Where does the word "ビジネス" appear in the data? Copy every line that holds it.

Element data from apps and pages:
______________________________
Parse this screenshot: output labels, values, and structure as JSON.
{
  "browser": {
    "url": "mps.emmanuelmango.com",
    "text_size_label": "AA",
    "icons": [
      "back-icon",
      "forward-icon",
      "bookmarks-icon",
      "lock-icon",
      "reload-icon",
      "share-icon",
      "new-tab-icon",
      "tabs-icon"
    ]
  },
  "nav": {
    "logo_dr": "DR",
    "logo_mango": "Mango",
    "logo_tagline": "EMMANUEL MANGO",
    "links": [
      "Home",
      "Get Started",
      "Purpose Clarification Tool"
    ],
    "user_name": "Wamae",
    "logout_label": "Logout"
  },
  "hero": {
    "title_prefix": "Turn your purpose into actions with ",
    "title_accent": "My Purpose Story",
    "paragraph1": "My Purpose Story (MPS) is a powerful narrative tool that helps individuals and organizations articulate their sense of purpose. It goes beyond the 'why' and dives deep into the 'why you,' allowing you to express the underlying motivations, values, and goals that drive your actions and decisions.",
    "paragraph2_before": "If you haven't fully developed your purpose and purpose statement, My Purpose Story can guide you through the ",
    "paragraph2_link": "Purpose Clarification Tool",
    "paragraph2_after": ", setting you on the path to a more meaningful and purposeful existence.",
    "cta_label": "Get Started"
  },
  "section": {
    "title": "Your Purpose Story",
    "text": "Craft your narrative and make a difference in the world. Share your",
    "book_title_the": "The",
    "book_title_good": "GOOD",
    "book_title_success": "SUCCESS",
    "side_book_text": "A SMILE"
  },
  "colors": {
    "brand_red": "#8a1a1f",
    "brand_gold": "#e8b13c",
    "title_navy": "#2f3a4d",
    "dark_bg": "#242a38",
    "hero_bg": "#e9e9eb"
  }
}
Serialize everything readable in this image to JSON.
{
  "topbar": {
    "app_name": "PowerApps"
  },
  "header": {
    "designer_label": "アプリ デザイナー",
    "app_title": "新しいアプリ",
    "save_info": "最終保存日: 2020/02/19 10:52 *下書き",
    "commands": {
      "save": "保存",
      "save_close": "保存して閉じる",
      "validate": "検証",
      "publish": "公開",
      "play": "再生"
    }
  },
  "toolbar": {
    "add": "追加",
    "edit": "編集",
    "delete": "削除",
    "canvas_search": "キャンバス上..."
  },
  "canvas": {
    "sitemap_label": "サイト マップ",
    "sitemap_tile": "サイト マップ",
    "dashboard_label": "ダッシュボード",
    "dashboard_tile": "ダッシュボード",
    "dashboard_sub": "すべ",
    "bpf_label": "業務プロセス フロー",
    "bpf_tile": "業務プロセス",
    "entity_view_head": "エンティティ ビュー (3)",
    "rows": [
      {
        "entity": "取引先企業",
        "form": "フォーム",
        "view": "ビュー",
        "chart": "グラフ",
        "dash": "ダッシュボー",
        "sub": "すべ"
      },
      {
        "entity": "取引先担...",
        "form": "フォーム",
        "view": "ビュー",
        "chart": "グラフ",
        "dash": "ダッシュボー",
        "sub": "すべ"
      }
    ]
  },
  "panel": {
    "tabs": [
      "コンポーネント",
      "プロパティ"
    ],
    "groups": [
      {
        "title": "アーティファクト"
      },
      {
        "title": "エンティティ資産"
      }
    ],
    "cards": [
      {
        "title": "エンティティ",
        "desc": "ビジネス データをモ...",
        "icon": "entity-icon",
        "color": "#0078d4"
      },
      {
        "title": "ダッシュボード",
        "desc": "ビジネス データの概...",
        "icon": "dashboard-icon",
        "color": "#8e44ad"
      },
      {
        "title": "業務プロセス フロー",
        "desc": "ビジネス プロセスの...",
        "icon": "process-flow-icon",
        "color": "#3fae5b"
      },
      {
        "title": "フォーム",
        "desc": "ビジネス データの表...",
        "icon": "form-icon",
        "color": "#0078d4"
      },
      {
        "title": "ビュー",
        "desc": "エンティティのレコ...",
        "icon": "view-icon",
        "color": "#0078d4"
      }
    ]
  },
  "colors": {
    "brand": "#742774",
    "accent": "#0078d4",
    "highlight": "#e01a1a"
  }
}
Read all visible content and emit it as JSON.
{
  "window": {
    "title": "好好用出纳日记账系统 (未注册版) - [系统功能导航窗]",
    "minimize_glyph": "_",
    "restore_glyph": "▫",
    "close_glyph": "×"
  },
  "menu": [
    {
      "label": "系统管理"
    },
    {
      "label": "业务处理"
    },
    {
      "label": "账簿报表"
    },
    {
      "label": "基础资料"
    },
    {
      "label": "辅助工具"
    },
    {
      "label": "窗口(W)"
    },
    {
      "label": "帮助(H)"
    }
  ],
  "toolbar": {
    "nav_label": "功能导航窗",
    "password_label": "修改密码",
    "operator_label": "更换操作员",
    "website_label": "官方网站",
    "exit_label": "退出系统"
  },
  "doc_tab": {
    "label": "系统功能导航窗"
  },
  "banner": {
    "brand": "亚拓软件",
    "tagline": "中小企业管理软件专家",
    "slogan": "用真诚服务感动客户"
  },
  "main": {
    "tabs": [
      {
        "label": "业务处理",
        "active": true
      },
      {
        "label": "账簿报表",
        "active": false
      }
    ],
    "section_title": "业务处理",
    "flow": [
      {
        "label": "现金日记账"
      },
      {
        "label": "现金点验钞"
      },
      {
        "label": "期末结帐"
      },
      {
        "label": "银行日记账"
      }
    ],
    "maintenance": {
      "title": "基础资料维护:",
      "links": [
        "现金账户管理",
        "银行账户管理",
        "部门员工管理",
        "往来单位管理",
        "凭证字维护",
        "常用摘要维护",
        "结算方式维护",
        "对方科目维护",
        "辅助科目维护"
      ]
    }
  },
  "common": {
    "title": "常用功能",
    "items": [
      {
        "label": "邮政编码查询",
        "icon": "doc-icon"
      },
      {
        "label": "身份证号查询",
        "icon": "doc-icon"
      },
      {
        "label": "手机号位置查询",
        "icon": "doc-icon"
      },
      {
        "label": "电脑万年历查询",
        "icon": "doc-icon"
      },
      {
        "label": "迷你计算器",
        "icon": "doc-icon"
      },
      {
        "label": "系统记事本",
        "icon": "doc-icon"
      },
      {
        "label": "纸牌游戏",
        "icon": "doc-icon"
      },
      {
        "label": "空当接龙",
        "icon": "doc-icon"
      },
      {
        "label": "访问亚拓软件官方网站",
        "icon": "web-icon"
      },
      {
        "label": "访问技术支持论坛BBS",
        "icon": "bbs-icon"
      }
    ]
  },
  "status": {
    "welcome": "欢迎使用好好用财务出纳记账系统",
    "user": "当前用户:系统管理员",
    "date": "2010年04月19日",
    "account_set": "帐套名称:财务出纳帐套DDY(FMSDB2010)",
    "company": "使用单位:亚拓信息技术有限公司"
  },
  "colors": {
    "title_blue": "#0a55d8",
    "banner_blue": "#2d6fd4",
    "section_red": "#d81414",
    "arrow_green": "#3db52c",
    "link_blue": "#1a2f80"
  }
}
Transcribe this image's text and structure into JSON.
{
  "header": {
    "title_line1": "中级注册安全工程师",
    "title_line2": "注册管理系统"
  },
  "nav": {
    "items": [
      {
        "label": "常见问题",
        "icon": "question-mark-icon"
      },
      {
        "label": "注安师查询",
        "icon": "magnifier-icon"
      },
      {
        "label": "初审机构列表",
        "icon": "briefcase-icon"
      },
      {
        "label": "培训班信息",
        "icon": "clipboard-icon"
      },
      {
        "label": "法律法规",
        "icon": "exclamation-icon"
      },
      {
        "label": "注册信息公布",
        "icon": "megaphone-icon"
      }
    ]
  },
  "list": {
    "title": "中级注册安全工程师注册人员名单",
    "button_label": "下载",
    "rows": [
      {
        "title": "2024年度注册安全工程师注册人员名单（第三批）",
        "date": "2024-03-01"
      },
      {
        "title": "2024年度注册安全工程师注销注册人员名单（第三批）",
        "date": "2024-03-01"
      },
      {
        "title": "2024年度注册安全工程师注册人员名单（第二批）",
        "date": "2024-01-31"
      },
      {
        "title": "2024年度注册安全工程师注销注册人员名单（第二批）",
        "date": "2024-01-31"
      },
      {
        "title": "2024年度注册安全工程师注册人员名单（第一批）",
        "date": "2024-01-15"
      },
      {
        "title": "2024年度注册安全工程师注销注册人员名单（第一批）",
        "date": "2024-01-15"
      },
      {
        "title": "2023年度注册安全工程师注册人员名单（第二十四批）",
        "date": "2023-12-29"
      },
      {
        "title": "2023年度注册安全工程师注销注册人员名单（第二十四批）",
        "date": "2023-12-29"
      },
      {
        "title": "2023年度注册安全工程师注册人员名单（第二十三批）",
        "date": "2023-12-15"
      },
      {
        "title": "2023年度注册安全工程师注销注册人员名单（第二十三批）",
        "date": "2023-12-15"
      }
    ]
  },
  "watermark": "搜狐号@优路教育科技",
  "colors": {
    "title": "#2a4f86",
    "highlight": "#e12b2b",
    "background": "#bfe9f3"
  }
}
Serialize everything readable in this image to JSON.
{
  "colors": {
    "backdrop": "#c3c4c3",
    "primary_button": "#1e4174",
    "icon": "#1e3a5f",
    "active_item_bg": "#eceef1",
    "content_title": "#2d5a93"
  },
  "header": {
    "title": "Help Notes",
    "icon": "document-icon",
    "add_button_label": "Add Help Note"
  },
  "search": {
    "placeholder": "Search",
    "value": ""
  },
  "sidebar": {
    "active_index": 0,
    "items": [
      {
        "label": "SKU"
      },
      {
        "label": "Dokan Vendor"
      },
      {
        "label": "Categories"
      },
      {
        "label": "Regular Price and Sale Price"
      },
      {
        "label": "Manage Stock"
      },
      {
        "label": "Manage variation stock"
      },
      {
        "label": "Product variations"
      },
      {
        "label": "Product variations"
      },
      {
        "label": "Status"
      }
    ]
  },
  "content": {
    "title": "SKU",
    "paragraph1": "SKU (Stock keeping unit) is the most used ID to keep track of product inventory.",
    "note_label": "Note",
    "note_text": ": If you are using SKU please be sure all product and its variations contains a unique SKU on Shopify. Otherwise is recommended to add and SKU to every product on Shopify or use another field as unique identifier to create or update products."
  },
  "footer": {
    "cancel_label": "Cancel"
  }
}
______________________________
Problem solution -
        "desc": "ビジネス データをモ...",
        "desc": "ビジネス データの概...",
        "desc": "ビジネス プロセスの...",
        "desc": "ビジネス データの表...",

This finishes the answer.